Dutcher said his days are an endless stream of dust and noise. “I’m looking out my front window at major huge construction equipment with giant jaws which they’re using to devour the guard rails on the highway to demo it,” he said.
CDOT placed four air-quality monitors throughout the area, agreed to bring in $2 million in affordable housing, committed to hiring 20% of its construction workforce from the community, but conceded that for some, it’s still not enough.
“I think with any transportation project, obviously you’re never going to get 100% of people to be happy with it,” she said.
Where the project stands
Today, the project is nearly halfway complete. Traffic will shift down to the lowered section by late summer 2021 and will be in its final configuration by the end of 2022. The next big hurdle is the demolition of the 50-year-old viaduct, which shoulders the elevated portion of the freeway at 49th Avenue and York Street.
Sellers said a team of engineers preparing for the viaduct’s demolition will soon file permits with the Colorado Department of Public Health and Environment. They are modeling the shutdown and destruction after Seattle’s 60-year-old Alaskan Way Viaduct demolition during which the Washington state Department of Transportation used jackhammers, concrete saws and cranes to take it down in phases. That project started in February 2019 and finished seven months later.
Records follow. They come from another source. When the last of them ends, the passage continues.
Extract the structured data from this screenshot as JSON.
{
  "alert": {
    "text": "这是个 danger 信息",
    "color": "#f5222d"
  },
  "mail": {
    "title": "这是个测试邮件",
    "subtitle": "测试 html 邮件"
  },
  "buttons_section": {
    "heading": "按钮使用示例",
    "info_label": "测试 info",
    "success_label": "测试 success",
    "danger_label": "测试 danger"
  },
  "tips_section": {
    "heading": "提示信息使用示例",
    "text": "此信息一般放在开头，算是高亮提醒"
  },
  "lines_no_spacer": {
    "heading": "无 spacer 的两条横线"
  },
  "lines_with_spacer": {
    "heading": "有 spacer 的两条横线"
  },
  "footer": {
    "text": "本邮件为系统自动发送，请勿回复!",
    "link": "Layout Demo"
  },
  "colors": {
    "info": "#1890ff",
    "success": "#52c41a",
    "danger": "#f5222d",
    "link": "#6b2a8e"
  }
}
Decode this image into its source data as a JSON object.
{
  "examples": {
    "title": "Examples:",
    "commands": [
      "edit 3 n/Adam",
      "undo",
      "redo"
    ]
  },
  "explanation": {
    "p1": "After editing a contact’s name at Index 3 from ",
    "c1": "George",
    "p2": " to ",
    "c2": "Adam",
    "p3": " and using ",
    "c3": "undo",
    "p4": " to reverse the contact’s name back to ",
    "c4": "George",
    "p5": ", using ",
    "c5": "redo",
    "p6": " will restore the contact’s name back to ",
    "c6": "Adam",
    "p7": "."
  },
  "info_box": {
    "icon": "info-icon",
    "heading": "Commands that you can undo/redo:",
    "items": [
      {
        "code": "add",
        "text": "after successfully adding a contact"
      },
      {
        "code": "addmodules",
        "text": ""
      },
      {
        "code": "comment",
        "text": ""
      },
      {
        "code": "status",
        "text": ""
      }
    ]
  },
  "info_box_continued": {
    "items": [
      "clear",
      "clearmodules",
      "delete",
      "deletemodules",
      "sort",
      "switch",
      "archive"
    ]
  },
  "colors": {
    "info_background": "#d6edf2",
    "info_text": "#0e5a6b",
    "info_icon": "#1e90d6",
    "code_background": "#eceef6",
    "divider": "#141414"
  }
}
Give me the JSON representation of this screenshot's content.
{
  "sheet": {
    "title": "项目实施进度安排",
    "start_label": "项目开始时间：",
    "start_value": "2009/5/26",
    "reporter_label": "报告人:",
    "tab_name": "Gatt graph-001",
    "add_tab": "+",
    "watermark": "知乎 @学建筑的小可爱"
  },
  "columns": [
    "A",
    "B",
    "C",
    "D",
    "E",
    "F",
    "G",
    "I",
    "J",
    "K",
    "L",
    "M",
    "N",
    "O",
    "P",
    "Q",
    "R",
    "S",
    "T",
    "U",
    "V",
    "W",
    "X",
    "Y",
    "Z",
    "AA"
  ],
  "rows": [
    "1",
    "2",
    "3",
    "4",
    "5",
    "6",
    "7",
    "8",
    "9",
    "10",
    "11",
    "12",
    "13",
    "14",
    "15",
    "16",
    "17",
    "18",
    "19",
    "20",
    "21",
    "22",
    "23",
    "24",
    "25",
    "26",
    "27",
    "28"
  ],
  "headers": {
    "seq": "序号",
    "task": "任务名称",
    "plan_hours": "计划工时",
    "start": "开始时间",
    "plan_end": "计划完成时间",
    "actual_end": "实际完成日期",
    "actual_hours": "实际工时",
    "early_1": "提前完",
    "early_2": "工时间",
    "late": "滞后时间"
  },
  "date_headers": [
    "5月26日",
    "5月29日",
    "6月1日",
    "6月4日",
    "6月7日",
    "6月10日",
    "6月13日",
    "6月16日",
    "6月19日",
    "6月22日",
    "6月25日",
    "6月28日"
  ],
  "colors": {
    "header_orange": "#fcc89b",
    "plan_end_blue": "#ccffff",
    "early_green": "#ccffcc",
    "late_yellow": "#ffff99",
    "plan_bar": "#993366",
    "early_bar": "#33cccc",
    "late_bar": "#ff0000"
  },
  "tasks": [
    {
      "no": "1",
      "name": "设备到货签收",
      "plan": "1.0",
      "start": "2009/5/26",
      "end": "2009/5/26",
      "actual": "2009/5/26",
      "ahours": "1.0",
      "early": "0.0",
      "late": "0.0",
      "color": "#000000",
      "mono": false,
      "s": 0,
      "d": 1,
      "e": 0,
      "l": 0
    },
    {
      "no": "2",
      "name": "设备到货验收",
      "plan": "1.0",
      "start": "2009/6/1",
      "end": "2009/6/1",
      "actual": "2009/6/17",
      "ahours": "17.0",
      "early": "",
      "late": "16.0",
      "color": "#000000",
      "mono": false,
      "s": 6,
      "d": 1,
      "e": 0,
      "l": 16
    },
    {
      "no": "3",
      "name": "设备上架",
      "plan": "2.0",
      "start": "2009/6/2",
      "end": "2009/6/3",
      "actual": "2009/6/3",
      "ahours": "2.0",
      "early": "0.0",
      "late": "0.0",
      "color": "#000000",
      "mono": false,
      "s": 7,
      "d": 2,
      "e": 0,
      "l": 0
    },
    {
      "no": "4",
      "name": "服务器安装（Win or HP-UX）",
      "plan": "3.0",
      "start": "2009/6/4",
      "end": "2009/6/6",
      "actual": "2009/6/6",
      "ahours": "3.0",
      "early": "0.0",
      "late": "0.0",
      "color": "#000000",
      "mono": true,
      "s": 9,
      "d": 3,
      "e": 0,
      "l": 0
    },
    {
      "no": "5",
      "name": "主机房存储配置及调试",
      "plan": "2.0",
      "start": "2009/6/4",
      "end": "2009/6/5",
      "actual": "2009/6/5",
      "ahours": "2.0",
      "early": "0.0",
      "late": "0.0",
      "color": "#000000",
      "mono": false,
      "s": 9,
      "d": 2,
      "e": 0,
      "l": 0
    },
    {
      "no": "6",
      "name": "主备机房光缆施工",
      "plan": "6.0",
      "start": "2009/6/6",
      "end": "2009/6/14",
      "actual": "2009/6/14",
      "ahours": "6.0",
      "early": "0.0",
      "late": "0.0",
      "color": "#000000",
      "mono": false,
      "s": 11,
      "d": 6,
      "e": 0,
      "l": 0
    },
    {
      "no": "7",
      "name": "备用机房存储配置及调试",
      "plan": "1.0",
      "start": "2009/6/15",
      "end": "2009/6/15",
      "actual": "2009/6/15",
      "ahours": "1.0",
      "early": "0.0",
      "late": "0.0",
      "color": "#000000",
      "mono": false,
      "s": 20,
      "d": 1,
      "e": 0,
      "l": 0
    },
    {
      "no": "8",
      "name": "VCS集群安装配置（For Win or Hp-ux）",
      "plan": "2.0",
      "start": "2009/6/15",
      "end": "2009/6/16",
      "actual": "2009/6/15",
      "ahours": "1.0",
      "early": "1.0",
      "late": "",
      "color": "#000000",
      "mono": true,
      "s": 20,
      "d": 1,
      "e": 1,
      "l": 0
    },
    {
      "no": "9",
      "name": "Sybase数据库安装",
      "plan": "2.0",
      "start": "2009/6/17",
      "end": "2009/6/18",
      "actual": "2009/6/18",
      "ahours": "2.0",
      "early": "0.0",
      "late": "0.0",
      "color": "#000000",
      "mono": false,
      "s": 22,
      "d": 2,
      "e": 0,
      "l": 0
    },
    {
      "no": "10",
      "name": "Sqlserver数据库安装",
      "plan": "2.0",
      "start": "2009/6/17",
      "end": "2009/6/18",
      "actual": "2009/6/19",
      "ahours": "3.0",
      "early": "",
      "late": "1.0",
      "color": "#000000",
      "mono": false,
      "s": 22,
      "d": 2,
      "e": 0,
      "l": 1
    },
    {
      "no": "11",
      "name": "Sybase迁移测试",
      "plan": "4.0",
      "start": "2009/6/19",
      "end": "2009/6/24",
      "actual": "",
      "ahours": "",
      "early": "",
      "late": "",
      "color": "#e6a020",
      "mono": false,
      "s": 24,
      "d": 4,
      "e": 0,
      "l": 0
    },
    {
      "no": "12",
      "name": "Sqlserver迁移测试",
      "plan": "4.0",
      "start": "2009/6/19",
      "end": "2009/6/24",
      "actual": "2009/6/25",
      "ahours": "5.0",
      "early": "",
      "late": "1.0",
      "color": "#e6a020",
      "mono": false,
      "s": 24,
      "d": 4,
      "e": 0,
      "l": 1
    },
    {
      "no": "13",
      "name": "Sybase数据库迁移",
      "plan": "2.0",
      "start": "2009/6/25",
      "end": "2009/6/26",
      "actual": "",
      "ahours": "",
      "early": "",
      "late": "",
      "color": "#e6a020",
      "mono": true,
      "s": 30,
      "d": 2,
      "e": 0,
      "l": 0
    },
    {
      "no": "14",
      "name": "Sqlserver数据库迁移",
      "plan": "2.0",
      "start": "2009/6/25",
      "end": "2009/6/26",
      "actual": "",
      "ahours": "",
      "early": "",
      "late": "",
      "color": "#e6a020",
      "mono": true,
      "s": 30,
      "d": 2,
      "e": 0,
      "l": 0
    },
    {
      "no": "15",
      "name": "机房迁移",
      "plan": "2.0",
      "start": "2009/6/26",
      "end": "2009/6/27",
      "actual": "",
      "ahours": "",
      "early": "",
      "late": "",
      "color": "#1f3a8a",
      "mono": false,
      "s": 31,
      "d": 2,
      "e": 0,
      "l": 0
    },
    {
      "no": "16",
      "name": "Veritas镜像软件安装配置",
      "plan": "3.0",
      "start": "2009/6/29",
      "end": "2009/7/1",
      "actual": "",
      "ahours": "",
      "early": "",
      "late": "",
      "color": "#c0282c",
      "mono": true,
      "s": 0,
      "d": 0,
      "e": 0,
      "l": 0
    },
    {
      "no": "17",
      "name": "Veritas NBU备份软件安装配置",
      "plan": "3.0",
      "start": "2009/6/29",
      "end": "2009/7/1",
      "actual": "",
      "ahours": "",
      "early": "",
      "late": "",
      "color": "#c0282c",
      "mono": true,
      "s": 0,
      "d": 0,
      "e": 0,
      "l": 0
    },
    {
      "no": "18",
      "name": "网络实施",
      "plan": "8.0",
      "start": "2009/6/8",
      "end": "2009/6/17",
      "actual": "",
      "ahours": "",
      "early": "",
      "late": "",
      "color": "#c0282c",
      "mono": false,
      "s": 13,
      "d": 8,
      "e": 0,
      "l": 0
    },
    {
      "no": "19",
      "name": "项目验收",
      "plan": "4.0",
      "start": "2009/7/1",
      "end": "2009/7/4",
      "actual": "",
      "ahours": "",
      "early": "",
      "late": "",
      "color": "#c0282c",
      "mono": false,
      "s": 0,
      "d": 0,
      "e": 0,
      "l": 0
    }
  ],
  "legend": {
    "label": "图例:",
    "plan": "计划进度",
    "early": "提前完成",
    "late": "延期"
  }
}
The 56-year-old viaduct has been at the center of much back and forth since the widening was first discussed. Royer claims that the viaduct was used as an excuse to keep I-70 where it is and widen it instead of moving it to Adams County. He claims a well-maintained viaduct should last for up to 100 years.
“CDOT started this project in 2003. At that time the viaduct was 39 years old. How is CDOT at 39 years saying it’s got to be taken down? They said it’s in bad shape. Well of course it’s in bad shape because CDOT doesn’t do maintenance.”
Sellers says the viaduct is in a constant state of repair.
“The viaduct was built in 1964. It’s not unsafe,” she said, but it is listed as structurally deficient. “That sounds a little scary, but it’s not. What that means is that we are doing constant maintenance repairs and it means it needs to be replaced. CDOT would never put motorists on a road which was unsafe.”
Many of CDOT’s critics agree with Sellers that the crumbling viaduct should come down. But they say the real battle was lost when I-70 was built in their backyards in the first place.
“The original crime was running I-70 through Globeville/Elyria-Swansea and condemning the neighborhood for a future that was less vibrant than the rest of the city,” Dutcher said. Of the widening project, he added, “And now they are using a solution from the 1960s for a 21st-century problem.”
University of Colorado-Denver professor emeritus Tom Noel said he has mixed feelings about the expanded interstate with its promises of parks, soccer fields and tree-lined streets.
“There are improvements and there will be more room on the highway,” he told the Denver Gazette. “How it looks many years from now I’m not sure. Probably what will happen is that freeway will get as clogged as the old freeway was.”
Rocky Piro, watched his own family relocate at the expense of progress, grew up to become Denver City Planning Director and is currently the Director of the Colorado Center for Sustainable Urbanism. He knows firsthand the impacts of running interstate highways through communities.
“Those are not just ZIP codes,” he said sadly. “Those are true neighborhoods.”
University of Colorado News Corps journalists Tayler Shaw and Tory Lysik contributed to this report